October 1, 2015


Countless economic decisions hinge on gross domestic product (GDP), including the Federal Reserve's monetary policy actions. Yet, like many statistics, GDP figures are released with a lag, making it difficult for policymakers to get a current read on economic conditions. So economists at the Atlanta Fed developed a tool—GDPNow—to provide real-time forecasts of this key metric.

Launched publicly in July 2014, GDPNow is designed to provide real-time forecasts of GDP without waiting for the official quarterly report from the Commerce Department.

The GDPNow model complements other survey-based forecasts of this key statistic, with some additional benefits. For one, it's updated five or six times per month as opposed to monthly or quarterly. And because the model incorporates the forecasts of 13 elements that influence GDP, it can also lend insight into why economic activity is likely to strengthen or weaken from its current trend.

Because GDP is calculated by adding consumption, investment, net exports, and government spending, "we can break down GDP growth into the individual contributions from each of these components," explained Patrick Higgins, the Atlanta Fed senior economist who developed the GDPNow model. Unlike most publicly available, real-time forecasts, GDPNow does this breakdown before the official release.

Each time new data—say, existing home sales or employment figures—are released, the model updates its forecast of GDP growth or contraction.
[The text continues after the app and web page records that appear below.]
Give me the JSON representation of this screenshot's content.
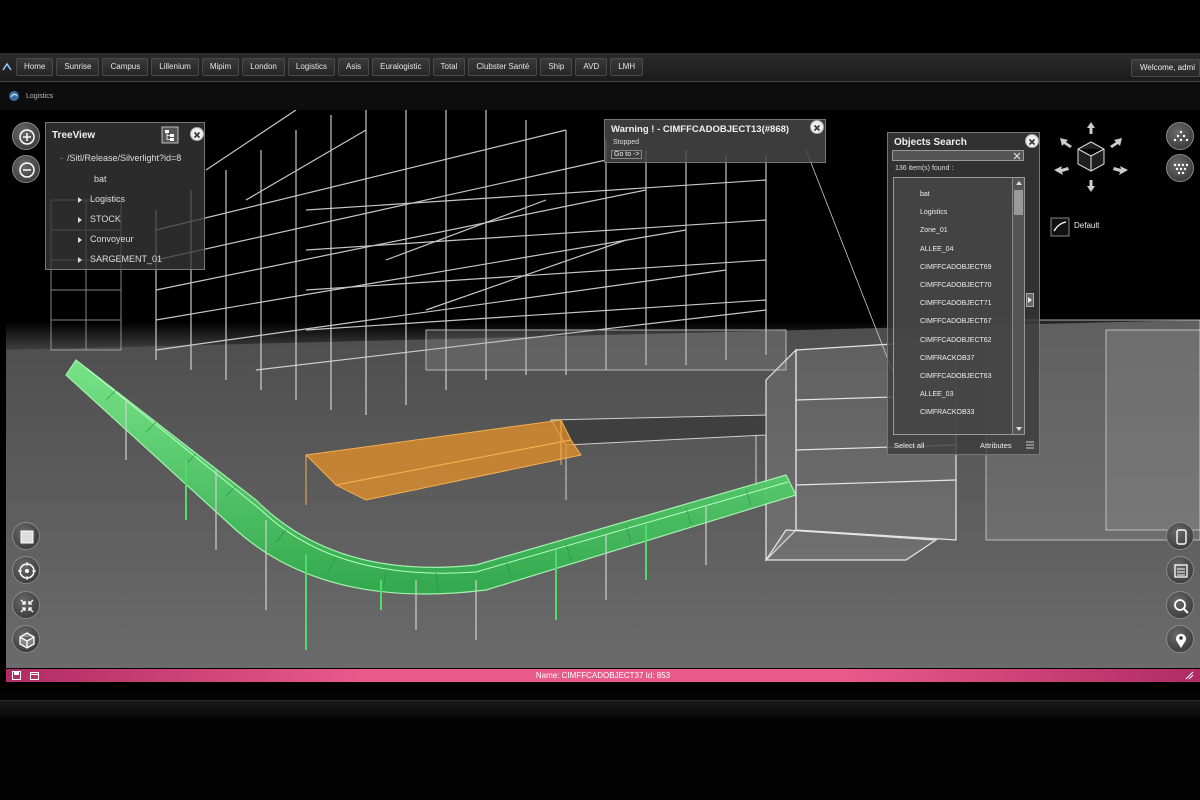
{
  "nav": {
    "items": [
      "Home",
      "Sunrise",
      "Campus",
      "Lillenium",
      "Mipim",
      "London",
      "Logistics",
      "Asis",
      "Euralogistic",
      "Total",
      "Clubster Santé",
      "Ship",
      "AVD",
      "LMH"
    ],
    "welcome": "Welcome, admi"
  },
  "breadcrumb": {
    "label": "Logistics"
  },
  "treeview": {
    "title": "TreeView",
    "root": "/Sitl/Release/Silverlight?id=8",
    "items": [
      "bat",
      "Logistics",
      "STOCK",
      "Convoyeur",
      "SARGEMENT_01"
    ]
  },
  "warning": {
    "title": "Warning ! - CIMFFCADOBJECT13(#868)",
    "status": "Stopped",
    "goto": "Go to ->"
  },
  "search": {
    "title": "Objects Search",
    "input_value": "",
    "count": "136 item(s) found :",
    "items": [
      "bat",
      "Logistics",
      "Zone_01",
      "ALLEE_04",
      "CIMFFCADOBJECT69",
      "CIMFFCADOBJECT70",
      "CIMFFCADOBJECT71",
      "CIMFFCADOBJECT67",
      "CIMFFCADOBJECT62",
      "CIMFRACKOB37",
      "CIMFFCADOBJECT63",
      "ALLEE_03",
      "CIMFRACKOB33"
    ],
    "select_all": "Select all",
    "attributes": "Attributes"
  },
  "view": {
    "default_label": "Default"
  },
  "status_bar": {
    "text": "Name: CIMFFCADOBJECT37 Id: 853"
  },
  "colors": {
    "conveyor": "#3fd35f",
    "orange": "#e8902a",
    "status": "#e85a8a"
  }
}
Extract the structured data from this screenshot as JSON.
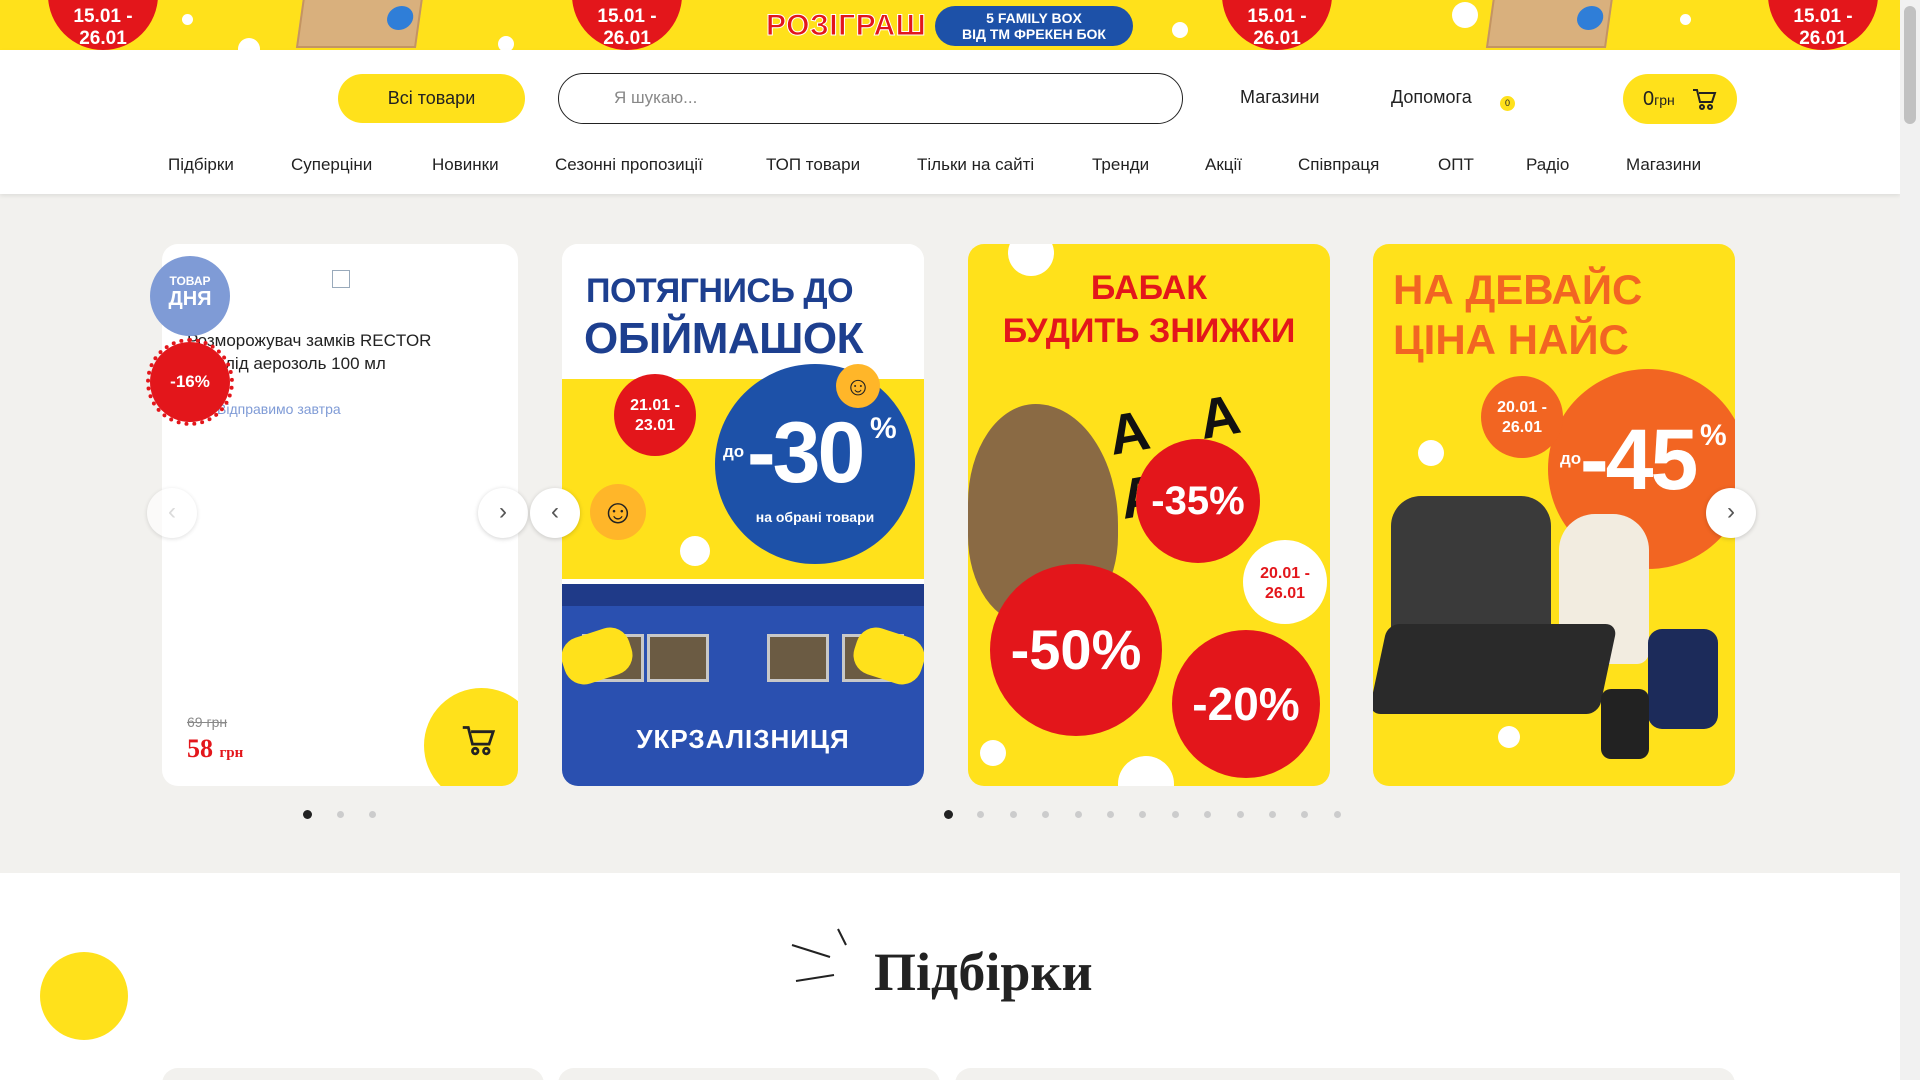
{
  "promo": {
    "dates": [
      "15.01 -\n26.01",
      "15.01 -\n26.01",
      "15.01 -\n26.01",
      "15.01 -\n26.01"
    ],
    "raffle_title": "РОЗІГРАШ",
    "raffle_pill_line1": "5 FAMILY BOX",
    "raffle_pill_line2": "ВІД ТМ ФРЕКЕН БОК"
  },
  "header": {
    "all_products": "Всі товари",
    "search_placeholder": "Я шукаю...",
    "stores": "Магазини",
    "help": "Допомога",
    "badge_count": "0",
    "cart_amount": "0",
    "cart_currency": "грн"
  },
  "nav": [
    "Підбірки",
    "Суперціни",
    "Новинки",
    "Сезонні пропозиції",
    "ТОП товари",
    "Тільки на сайті",
    "Тренди",
    "Акції",
    "Співпраця",
    "ОПТ",
    "Радіо",
    "Магазини"
  ],
  "deal": {
    "badge_line1": "ТОВАР",
    "badge_line2": "ДНЯ",
    "discount": "-16%",
    "title": "Розморожувач замків RECTOR Антилід аерозоль 100 мл",
    "shipping": "Відправимо завтра",
    "old_price": "69 грн",
    "new_price": "58",
    "new_price_unit": "грн"
  },
  "banners": [
    {
      "line1": "ПОТЯГНИСЬ ДО",
      "line2": "ОБІЙМАШОК",
      "date": "21.01 -\n23.01",
      "prefix": "до",
      "discount": "-30",
      "percent": "%",
      "note": "на обрані товари",
      "train_name": "УКРЗАЛІЗНИЦЯ"
    },
    {
      "line1": "БАБАК",
      "line2": "БУДИТЬ ЗНИЖКИ",
      "aaa": "A A A",
      "d1": "-35%",
      "d2": "-50%",
      "d3": "-20%",
      "date": "20.01 -\n26.01"
    },
    {
      "line1": "НА ДЕВАЙС",
      "line2": "ЦІНА НАЙС",
      "date": "20.01 -\n26.01",
      "prefix": "до",
      "discount": "-45",
      "percent": "%"
    }
  ],
  "pagination": {
    "left_dots": 3,
    "left_active": 0,
    "right_dots": 13,
    "right_active": 0
  },
  "section": {
    "title": "Підбірки"
  },
  "colors": {
    "brand_yellow": "#ffe11b",
    "accent_red": "#e3161b",
    "accent_blue": "#1d51a8",
    "accent_orange": "#f26522"
  }
}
As more economic statistics are released during the month, the GDPNow forecast generally becomes more accurate, although the forecasting error can still be substantial just before the federal government releases its "advance" GDP estimate.

"Over the past four years, GDPNow has been slightly less accurate in predicting real GDP growth than the consensus estimate of professional forecasters. But it's pretty close," said Higgins, who added that the GDPNow tool was used in-house for a few years at the Atlanta Fed before its public unveiling. This year, GDPNow forecasts for the first and second quarters "essentially nailed it," he added.

The most recent GDPNow forecast on September 28 predicted 1.8 percent growth in the third quarter of 2014, up from 1.4 percent four days earlier.

Want to keep track of the forecasts as they're updated? Sign up for e-mail updates each time new figures are released.

GDPNow is part of a suite of tools designed to help people relate economic concepts to their everyday lives. Many of these tools were initially designed for monetary policy deliberations and have since made their way to the Atlanta Fed's website, where they are available to anyone who wants to play "armchair economist."

photo of Lela Somoza
Lela Somoza

Staff writer for Economy Matters